We spent the week in the alluring city soaking in the wisdom and experience of our partner’s ajaans (teachers) by day and enjoying the markets by night. The local organization we work with here, ISDSI, runs a study abroad program whose partnership confirms and revives my own dreams of one day doing the same.

Then, we proceeded to join the idyllic farming community of Mae Tha. Just an hour outside of Chiang Mai, this inspirational group of farmers developed a cooperative and transitioned from a monoculture of baby corn to organic farming methods. It felt so good to consume fresh picked vegetables with every meal! I was surrounded by heroes from our pa who founded the cooperative to the twenty-eight year old homestay brother of some of our students who created a CSA.

So much of this felt like precisely what I needed. Just as the vegetables replenished my body, the mountains reached down and nourished my soul, their peaks’ gentle touch received like a lover’s hug after months a part. One-on-ones with students transitioned to hikes throughout the rice paddies and my co-worker and I took a break from work to enjoy a long bike ride down the road through neighboring villages and farms.

That first sigh of relief I took when we stepped off the plane evolved into a living ujjayi- the oceanic breath of yoga, breathing in all that is good and exhaling all that one needs to let go. I rode on the tide of my breath as I entered a time of spiritual awakening, creativity, and love.

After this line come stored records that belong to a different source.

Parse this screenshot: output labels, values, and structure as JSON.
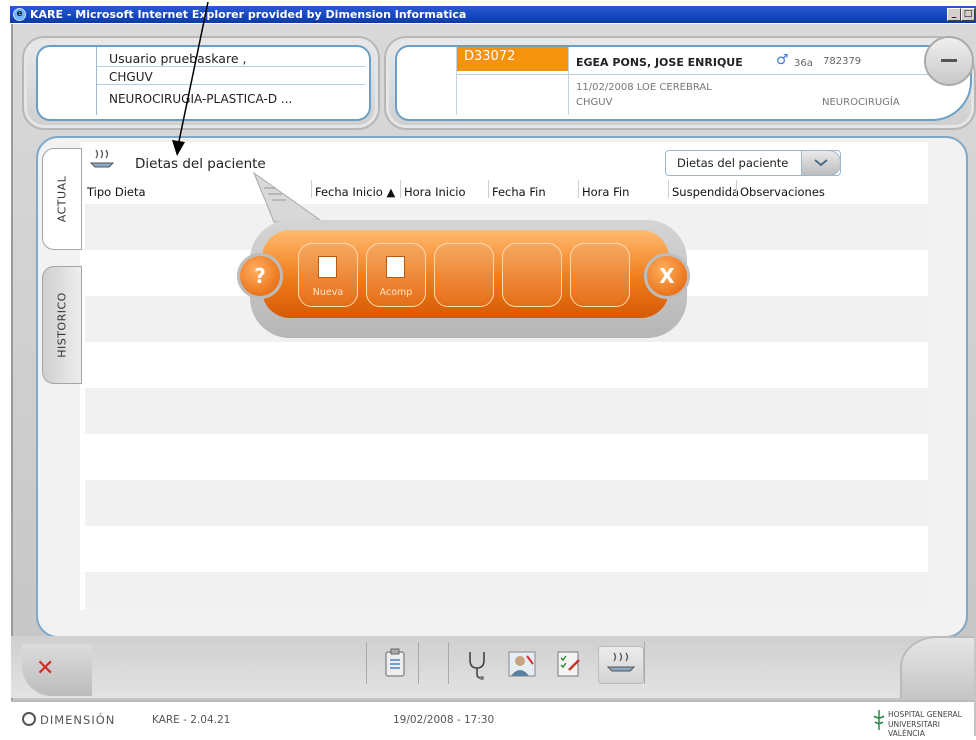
{
  "window": {
    "title": "KARE - Microsoft Internet Explorer provided by Dimension Informatica"
  },
  "user": {
    "name": "Usuario pruebaskare ,",
    "center": "CHGUV",
    "service": "NEUROCIRUGIA-PLASTICA-D ..."
  },
  "patient": {
    "episode": "D33072",
    "name": "EGEA PONS, JOSE ENRIQUE",
    "age": "36a",
    "id": "782379",
    "date_diagnosis": "11/02/2008  LOE CEREBRAL",
    "center": "CHGUV",
    "service": "NEUROCIRUGÍA"
  },
  "section": {
    "title": "Dietas del paciente"
  },
  "dropdown": {
    "selected": "Dietas del paciente"
  },
  "tabs": {
    "actual": "ACTUAL",
    "historico": "HISTORICO"
  },
  "table": {
    "columns": [
      "Tipo Dieta",
      "Fecha Inicio ▲",
      "Hora Inicio",
      "Fecha Fin",
      "Hora Fin",
      "Suspendida",
      "Observaciones"
    ]
  },
  "popup": {
    "help": "?",
    "close": "X",
    "tools": [
      "Nueva",
      "Acomp"
    ]
  },
  "status": {
    "brand": "DIMENSIÓN",
    "version": "KARE - 2.04.21",
    "datetime": "19/02/2008  - 17:30",
    "hospital_line1": "HOSPITAL GENERAL",
    "hospital_line2": "UNIVERSITARI VALÈNCIA"
  },
  "colors": {
    "accent_orange": "#f07c1a",
    "frame_blue": "#7ea8c9",
    "episode_bg": "#f5930f"
  }
}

Just in time for the holidays of my tradition, we packed ourselves onto a bus and took the 8-hour journey to Mae Hong Son. Mae Hong Son is a quaint city at the base of the mountains of the north, one that has nestled into my heart and found its home as the site of the joyous Christmas and birthday celebration of my twenty-sixth year.

We gathered as the TBB family we’ve become and enjoyed laughter, a gift exchange I stubbornly called “secret snow person” despite the fact that the timing was anything but inclusive, and even some Christmas hymns for those so inclined. I assured my students that my family had long since figured out the Chirstmas-Birthday dilemma with daytime Christmas and nighttime birthday and they followed suit. I meditated on Love-incarate during the day and danced through the street markets by night. The dancing followed a birthday dinner where my students whipped out streamers and we enjoyed banana fritters (so much easier than a cake with a per-order and pick up to forget, my mom laments in recollection of our long-standing tensions over the cake scrambles of 1998, 2004, etc.). Despite the distance from my family whom I lovingly tease, it was a dream of a holiday.

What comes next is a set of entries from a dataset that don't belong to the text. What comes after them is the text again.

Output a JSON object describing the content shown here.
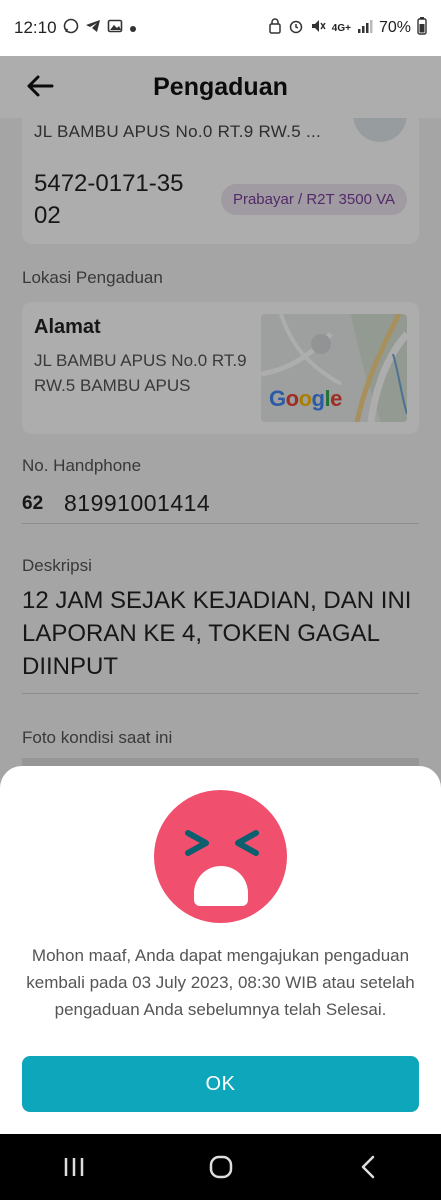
{
  "status_bar": {
    "time": "12:10",
    "battery": "70%",
    "network": "4G+"
  },
  "header": {
    "title": "Pengaduan"
  },
  "customer_card": {
    "address": "JL BAMBU APUS No.0 RT.9 RW.5 ...",
    "meter_id": "5472-0171-35 02",
    "tariff_badge": "Prabayar / R2T 3500 VA"
  },
  "location": {
    "section_label": "Lokasi Pengaduan",
    "title": "Alamat",
    "address": "JL BAMBU APUS No.0 RT.9 RW.5 BAMBU APUS",
    "map_logo": "Google"
  },
  "phone": {
    "label": "No. Handphone",
    "country_code": "62",
    "number": "81991001414"
  },
  "description": {
    "label": "Deskripsi",
    "text": "12 JAM SEJAK KEJADIAN, DAN INI LAPORAN KE 4, TOKEN GAGAL DIINPUT"
  },
  "photo": {
    "label": "Foto kondisi saat ini"
  },
  "dialog": {
    "message": "Mohon maaf, Anda dapat mengajukan pengaduan kembali pada 03 July 2023, 08:30 WIB atau setelah pengaduan Anda sebelumnya telah Selesai.",
    "ok_label": "OK"
  },
  "colors": {
    "accent": "#0ea6ba",
    "emoji_face": "#f0506e",
    "badge_text": "#7a3e97",
    "badge_bg": "#ece3f1"
  }
}
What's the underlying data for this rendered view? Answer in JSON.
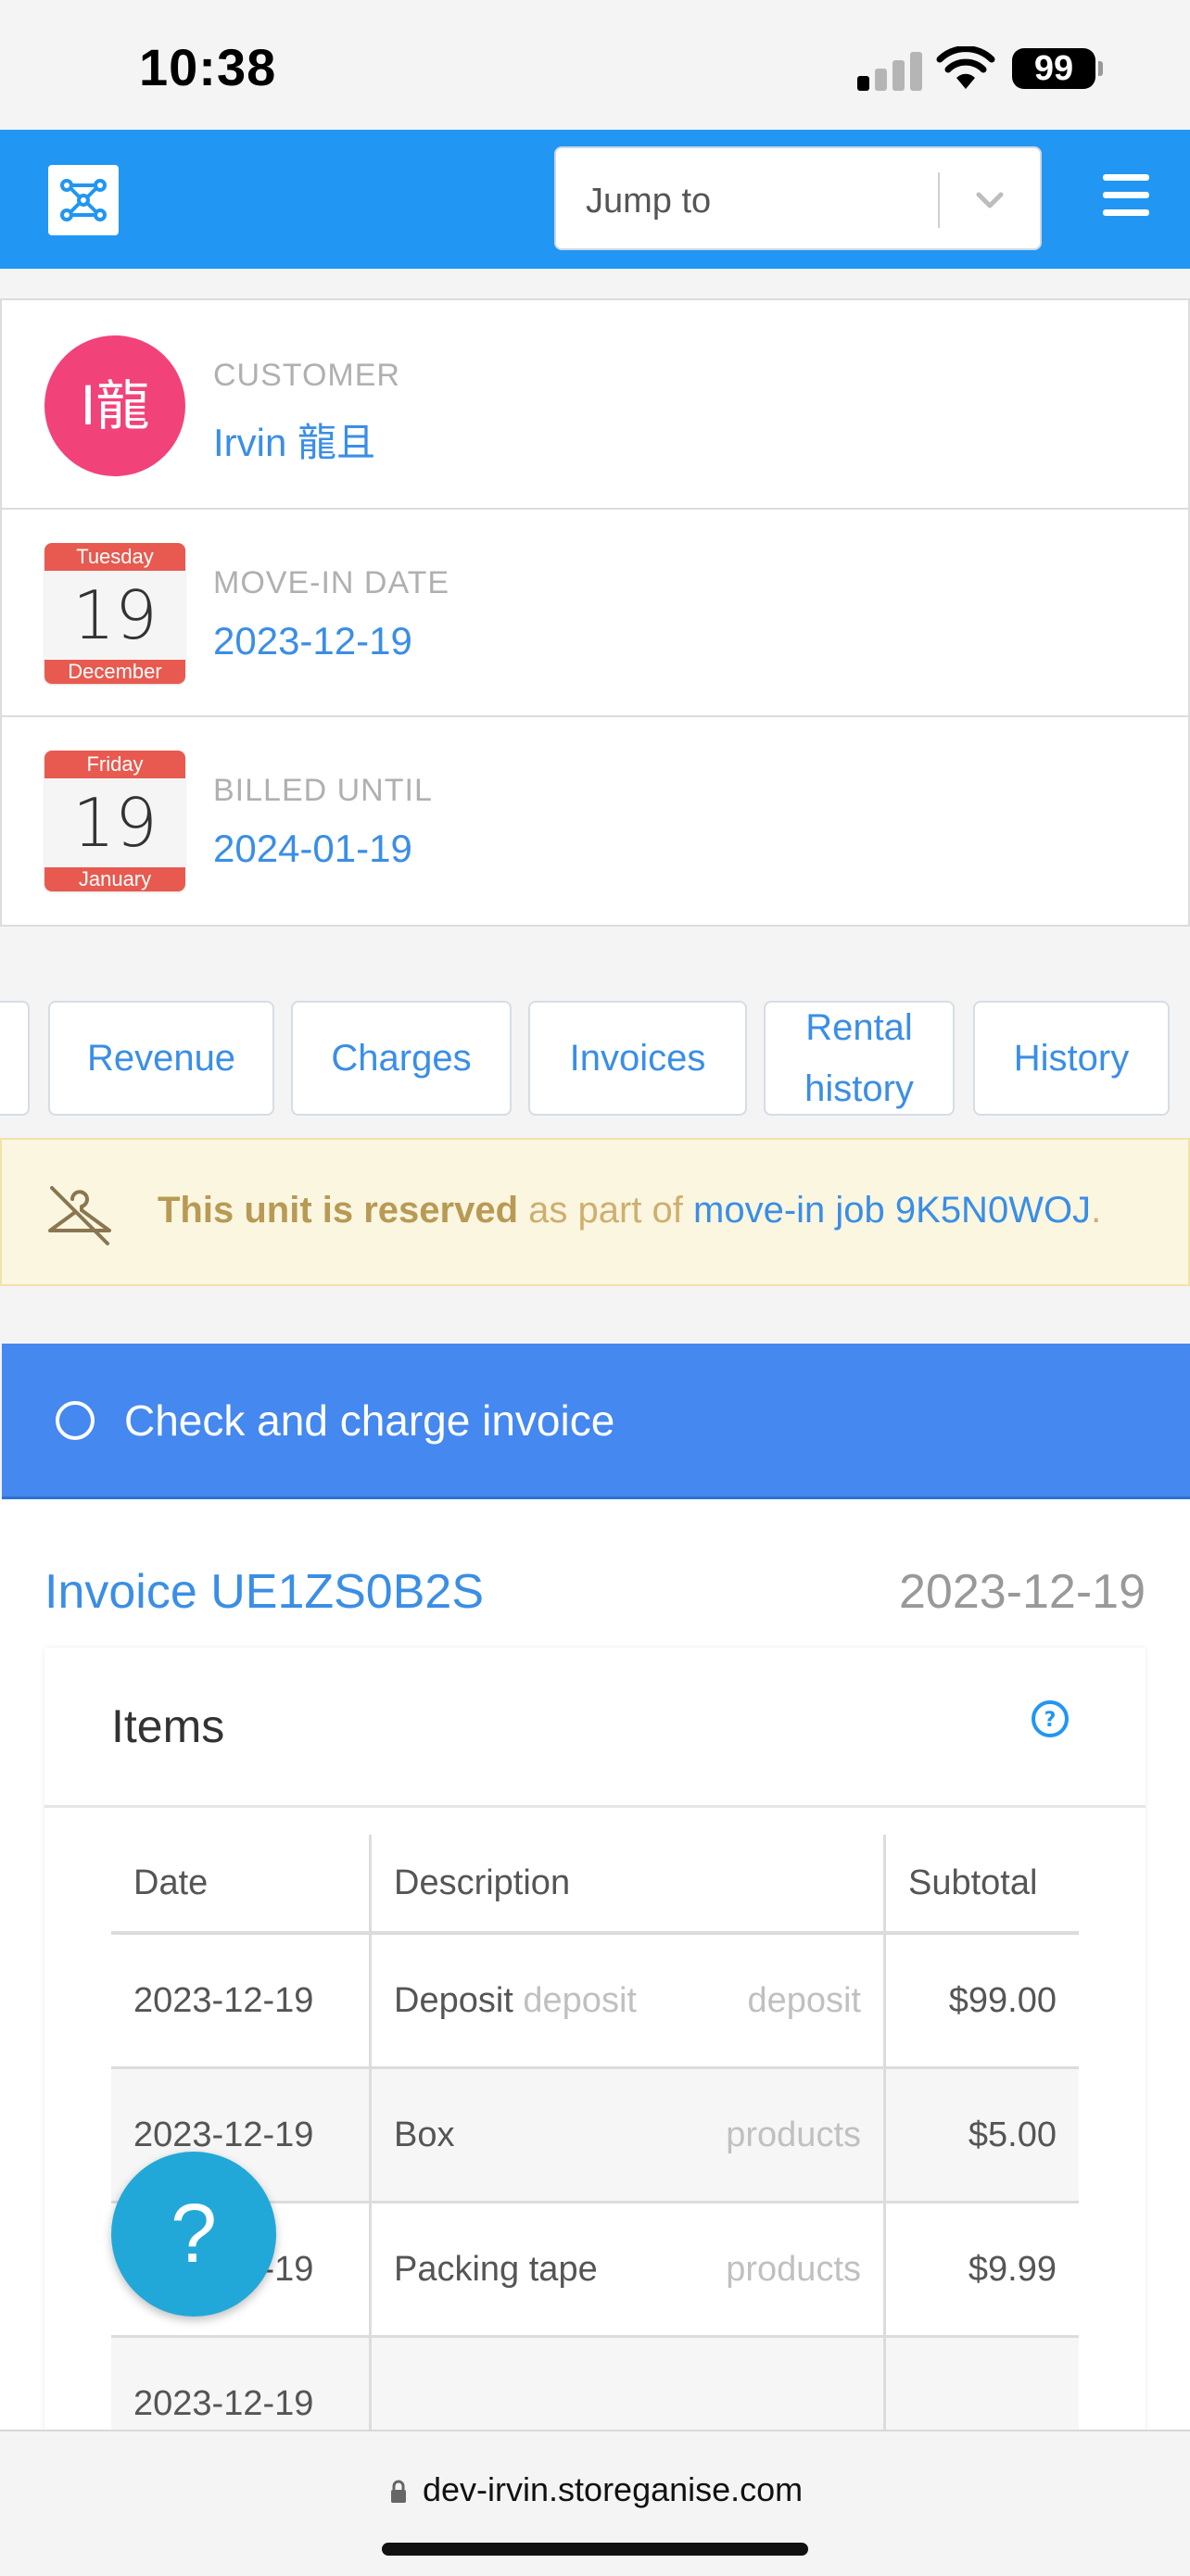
{
  "status_bar": {
    "time": "10:38",
    "battery": "99"
  },
  "header": {
    "jump_placeholder": "Jump to"
  },
  "customer": {
    "avatar_text": "I龍",
    "label": "CUSTOMER",
    "name": "Irvin 龍且"
  },
  "move_in": {
    "weekday": "Tuesday",
    "day": "19",
    "month": "December",
    "label": "MOVE-IN DATE",
    "value": "2023-12-19"
  },
  "billed_until": {
    "weekday": "Friday",
    "day": "19",
    "month": "January",
    "label": "BILLED UNTIL",
    "value": "2024-01-19"
  },
  "tabs": [
    {
      "label": "Revenue"
    },
    {
      "label": "Charges"
    },
    {
      "label": "Invoices"
    },
    {
      "label": "Rental\nhistory"
    },
    {
      "label": "History"
    }
  ],
  "alert": {
    "strong": "This unit is reserved",
    "middle": " as part of ",
    "link": "move-in job 9K5N0WOJ",
    "end": "."
  },
  "action": {
    "label": "Check and charge invoice"
  },
  "invoice": {
    "title": "Invoice UE1ZS0B2S",
    "date": "2023-12-19",
    "items_title": "Items",
    "columns": [
      "Date",
      "Description",
      "Subtotal"
    ],
    "rows": [
      {
        "date": "2023-12-19",
        "desc": "Deposit",
        "desc_extra": "deposit",
        "type": "deposit",
        "subtotal": "$99.00"
      },
      {
        "date": "2023-12-19",
        "desc": "Box",
        "desc_extra": "",
        "type": "products",
        "subtotal": "$5.00"
      },
      {
        "date": "2023-12-19",
        "desc": "Packing tape",
        "desc_extra": "",
        "type": "products",
        "subtotal": "$9.99"
      },
      {
        "date": "2023-12-19",
        "desc": "",
        "desc_extra": "",
        "type": "",
        "subtotal": ""
      }
    ]
  },
  "help_fab": "?",
  "browser": {
    "url": "dev-irvin.storeganise.com"
  },
  "colors": {
    "primary": "#2196f3",
    "link": "#3a8ee6",
    "avatar": "#f2427a",
    "calendar": "#e85a50",
    "action": "#4488f0",
    "alert_bg": "#fbf6e0"
  }
}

Two days later, we drove up the mountain. And I mean up the mountain. The journey takes about three hours, spent bouncing along in the back of a truck with benches and a plastic cover. We passed our time making up stories and singing songs while enjoying the view as the trucks brought us above the clouds’ lines. Our stay with the hill tribe community of Huay Thong Ko deserves its own post, which I’ll write in time. For now, I will just say that sustainability takes a new form immersed in a peoples who live it. And nature continues to soothe, always generously reaching out to my deepest parts just as the hospitality of our moogas and patees did.

We (you- the readers- and I) then find ourselves at my present: poolside in Pai. Rest is not always my strong suit, but I’ve leaned into it quite well and am enjoying the emotional and spiritual benefits. I feel quite restful, and awake in all senses of the word.

My only complaint of my accommodation is that, despite the hot springs bursting from the ground, the shower never manages to get hot enough. I am boycotting in protest and it’s beginning to show. I guess my neglect of showers is really not new news though, is it?

So I will leave you with that: an image of my happy, hopeful, and sun-kissed face framed with oily, unkempt hair. It’s an image of me at my best, if I do say so myself. Until we meet again, bloggity boggers. Be wakeful (and don’t forget to rest).

p.s. If you are still reading this very long update, I’ll reward you with the secret password I leave after rambling voicemails so friends can alert me of their faithfulness. It’s grapefruit. Though, now that I’ve shared it publicly I suppose that it will change. Just as well, I don’t care much for grapefruits.